◆ **Work required**: Repeat the records. Each line must match exactly.

--

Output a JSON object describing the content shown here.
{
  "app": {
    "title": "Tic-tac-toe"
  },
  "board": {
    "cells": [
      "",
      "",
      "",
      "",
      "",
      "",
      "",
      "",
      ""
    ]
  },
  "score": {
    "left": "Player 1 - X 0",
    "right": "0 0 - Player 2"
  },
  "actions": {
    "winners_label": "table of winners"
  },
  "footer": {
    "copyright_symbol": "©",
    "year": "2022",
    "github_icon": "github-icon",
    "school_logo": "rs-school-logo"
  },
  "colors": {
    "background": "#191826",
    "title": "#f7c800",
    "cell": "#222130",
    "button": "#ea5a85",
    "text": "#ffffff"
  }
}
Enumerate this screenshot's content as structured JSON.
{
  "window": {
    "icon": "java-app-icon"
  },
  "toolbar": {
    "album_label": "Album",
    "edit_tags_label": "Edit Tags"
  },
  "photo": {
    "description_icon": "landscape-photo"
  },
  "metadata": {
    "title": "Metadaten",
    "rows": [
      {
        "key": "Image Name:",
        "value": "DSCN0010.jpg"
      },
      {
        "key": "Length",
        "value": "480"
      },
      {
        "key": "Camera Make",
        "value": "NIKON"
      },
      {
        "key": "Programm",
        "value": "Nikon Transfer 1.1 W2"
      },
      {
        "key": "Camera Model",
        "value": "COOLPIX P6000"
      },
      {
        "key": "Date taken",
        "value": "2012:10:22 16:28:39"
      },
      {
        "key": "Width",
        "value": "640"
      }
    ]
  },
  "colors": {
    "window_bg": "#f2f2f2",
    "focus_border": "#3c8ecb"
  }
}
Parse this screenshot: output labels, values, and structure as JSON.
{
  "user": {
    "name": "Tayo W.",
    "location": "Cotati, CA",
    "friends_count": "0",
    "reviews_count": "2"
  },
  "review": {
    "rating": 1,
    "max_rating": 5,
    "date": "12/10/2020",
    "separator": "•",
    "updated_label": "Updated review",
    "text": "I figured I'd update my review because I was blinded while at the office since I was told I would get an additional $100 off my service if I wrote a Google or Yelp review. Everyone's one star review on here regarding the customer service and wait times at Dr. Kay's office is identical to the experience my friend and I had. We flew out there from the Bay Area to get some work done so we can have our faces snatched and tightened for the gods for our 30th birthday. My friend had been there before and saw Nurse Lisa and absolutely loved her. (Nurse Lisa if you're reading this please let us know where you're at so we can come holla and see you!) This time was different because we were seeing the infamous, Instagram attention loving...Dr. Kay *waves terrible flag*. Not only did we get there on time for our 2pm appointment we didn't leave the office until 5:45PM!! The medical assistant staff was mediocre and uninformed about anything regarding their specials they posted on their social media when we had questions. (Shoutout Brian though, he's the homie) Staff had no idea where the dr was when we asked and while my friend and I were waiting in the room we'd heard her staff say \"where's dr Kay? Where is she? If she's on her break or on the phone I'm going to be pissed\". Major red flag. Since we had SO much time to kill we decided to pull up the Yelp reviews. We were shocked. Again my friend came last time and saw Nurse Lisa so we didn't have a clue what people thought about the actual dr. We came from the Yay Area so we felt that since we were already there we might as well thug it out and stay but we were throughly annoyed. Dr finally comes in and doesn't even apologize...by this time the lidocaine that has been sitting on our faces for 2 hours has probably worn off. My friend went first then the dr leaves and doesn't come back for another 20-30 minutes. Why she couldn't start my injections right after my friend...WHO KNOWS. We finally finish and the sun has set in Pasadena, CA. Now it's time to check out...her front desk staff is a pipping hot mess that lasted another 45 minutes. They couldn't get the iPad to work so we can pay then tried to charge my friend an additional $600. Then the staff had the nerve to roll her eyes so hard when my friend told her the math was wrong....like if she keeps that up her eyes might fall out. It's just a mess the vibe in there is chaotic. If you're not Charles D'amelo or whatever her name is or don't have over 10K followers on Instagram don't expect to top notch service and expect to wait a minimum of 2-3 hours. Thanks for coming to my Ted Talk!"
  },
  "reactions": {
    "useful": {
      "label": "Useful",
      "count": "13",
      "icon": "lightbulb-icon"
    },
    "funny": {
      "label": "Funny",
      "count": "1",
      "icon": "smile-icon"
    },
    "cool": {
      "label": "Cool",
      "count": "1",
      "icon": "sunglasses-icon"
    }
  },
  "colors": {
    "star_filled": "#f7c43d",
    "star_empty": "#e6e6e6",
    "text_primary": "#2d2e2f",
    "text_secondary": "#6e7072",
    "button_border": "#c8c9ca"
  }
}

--

◆ **Reply to the task**:
Output a JSON object describing the content shown here.
{
  "app": {
    "title": "Tic-tac-toe"
  },
  "board": {
    "cells": [
      "",
      "",
      "",
      "",
      "",
      "",
      "",
      "",
      ""
    ]
  },
  "score": {
    "left": "Player 1 - X 0",
    "right": "0 0 - Player 2"
  },
  "actions": {
    "winners_label": "table of winners"
  },
  "footer": {
    "copyright_symbol": "©",
    "year": "2022",
    "github_icon": "github-icon",
    "school_logo": "rs-school-logo"
  },
  "colors": {
    "background": "#191826",
    "title": "#f7c800",
    "cell": "#222130",
    "button": "#ea5a85",
    "text": "#ffffff"
  }
}
Enumerate this screenshot's content as structured JSON.
{
  "window": {
    "icon": "java-app-icon"
  },
  "toolbar": {
    "album_label": "Album",
    "edit_tags_label": "Edit Tags"
  },
  "photo": {
    "description_icon": "landscape-photo"
  },
  "metadata": {
    "title": "Metadaten",
    "rows": [
      {
        "key": "Image Name:",
        "value": "DSCN0010.jpg"
      },
      {
        "key": "Length",
        "value": "480"
      },
      {
        "key": "Camera Make",
        "value": "NIKON"
      },
      {
        "key": "Programm",
        "value": "Nikon Transfer 1.1 W2"
      },
      {
        "key": "Camera Model",
        "value": "COOLPIX P6000"
      },
      {
        "key": "Date taken",
        "value": "2012:10:22 16:28:39"
      },
      {
        "key": "Width",
        "value": "640"
      }
    ]
  },
  "colors": {
    "window_bg": "#f2f2f2",
    "focus_border": "#3c8ecb"
  }
}
Parse this screenshot: output labels, values, and structure as JSON.
{
  "user": {
    "name": "Tayo W.",
    "location": "Cotati, CA",
    "friends_count": "0",
    "reviews_count": "2"
  },
  "review": {
    "rating": 1,
    "max_rating": 5,
    "date": "12/10/2020",
    "separator": "•",
    "updated_label": "Updated review",
    "text": "I figured I'd update my review because I was blinded while at the office since I was told I would get an additional $100 off my service if I wrote a Google or Yelp review. Everyone's one star review on here regarding the customer service and wait times at Dr. Kay's office is identical to the experience my friend and I had. We flew out there from the Bay Area to get some work done so we can have our faces snatched and tightened for the gods for our 30th birthday. My friend had been there before and saw Nurse Lisa and absolutely loved her. (Nurse Lisa if you're reading this please let us know where you're at so we can come holla and see you!) This time was different because we were seeing the infamous, Instagram attention loving...Dr. Kay *waves terrible flag*. Not only did we get there on time for our 2pm appointment we didn't leave the office until 5:45PM!! The medical assistant staff was mediocre and uninformed about anything regarding their specials they posted on their social media when we had questions. (Shoutout Brian though, he's the homie) Staff had no idea where the dr was when we asked and while my friend and I were waiting in the room we'd heard her staff say \"where's dr Kay? Where is she? If she's on her break or on the phone I'm going to be pissed\". Major red flag. Since we had SO much time to kill we decided to pull up the Yelp reviews. We were shocked. Again my friend came last time and saw Nurse Lisa so we didn't have a clue what people thought about the actual dr. We came from the Yay Area so we felt that since we were already there we might as well thug it out and stay but we were throughly annoyed. Dr finally comes in and doesn't even apologize...by this time the lidocaine that has been sitting on our faces for 2 hours has probably worn off. My friend went first then the dr leaves and doesn't come back for another 20-30 minutes. Why she couldn't start my injections right after my friend...WHO KNOWS. We finally finish and the sun has set in Pasadena, CA. Now it's time to check out...her front desk staff is a pipping hot mess that lasted another 45 minutes. They couldn't get the iPad to work so we can pay then tried to charge my friend an additional $600. Then the staff had the nerve to roll her eyes so hard when my friend told her the math was wrong....like if she keeps that up her eyes might fall out. It's just a mess the vibe in there is chaotic. If you're not Charles D'amelo or whatever her name is or don't have over 10K followers on Instagram don't expect to top notch service and expect to wait a minimum of 2-3 hours. Thanks for coming to my Ted Talk!"
  },
  "reactions": {
    "useful": {
      "label": "Useful",
      "count": "13",
      "icon": "lightbulb-icon"
    },
    "funny": {
      "label": "Funny",
      "count": "1",
      "icon": "smile-icon"
    },
    "cool": {
      "label": "Cool",
      "count": "1",
      "icon": "sunglasses-icon"
    }
  },
  "colors": {
    "star_filled": "#f7c43d",
    "star_empty": "#e6e6e6",
    "text_primary": "#2d2e2f",
    "text_secondary": "#6e7072",
    "button_border": "#c8c9ca"
  }
}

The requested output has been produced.